### [Problem]
Within the material below, how many lines contain the word "title"? Give that number only.

Start of Block

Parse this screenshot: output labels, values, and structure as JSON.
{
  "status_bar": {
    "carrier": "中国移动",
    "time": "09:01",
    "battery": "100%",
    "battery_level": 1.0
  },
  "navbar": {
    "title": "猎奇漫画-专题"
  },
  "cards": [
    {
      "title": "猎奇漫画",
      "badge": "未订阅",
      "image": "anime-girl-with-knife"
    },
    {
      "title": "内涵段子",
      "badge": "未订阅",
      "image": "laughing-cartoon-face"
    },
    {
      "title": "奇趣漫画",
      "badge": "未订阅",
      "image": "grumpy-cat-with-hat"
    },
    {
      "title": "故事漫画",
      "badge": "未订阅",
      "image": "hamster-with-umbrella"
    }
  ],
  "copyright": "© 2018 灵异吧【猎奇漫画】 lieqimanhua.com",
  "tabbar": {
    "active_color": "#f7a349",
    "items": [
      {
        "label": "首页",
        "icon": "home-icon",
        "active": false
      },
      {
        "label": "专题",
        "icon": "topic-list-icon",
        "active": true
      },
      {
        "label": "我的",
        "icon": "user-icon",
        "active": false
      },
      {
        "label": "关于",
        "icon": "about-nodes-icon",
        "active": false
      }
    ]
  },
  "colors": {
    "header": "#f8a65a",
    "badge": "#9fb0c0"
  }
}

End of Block

### [Exercise answer]
5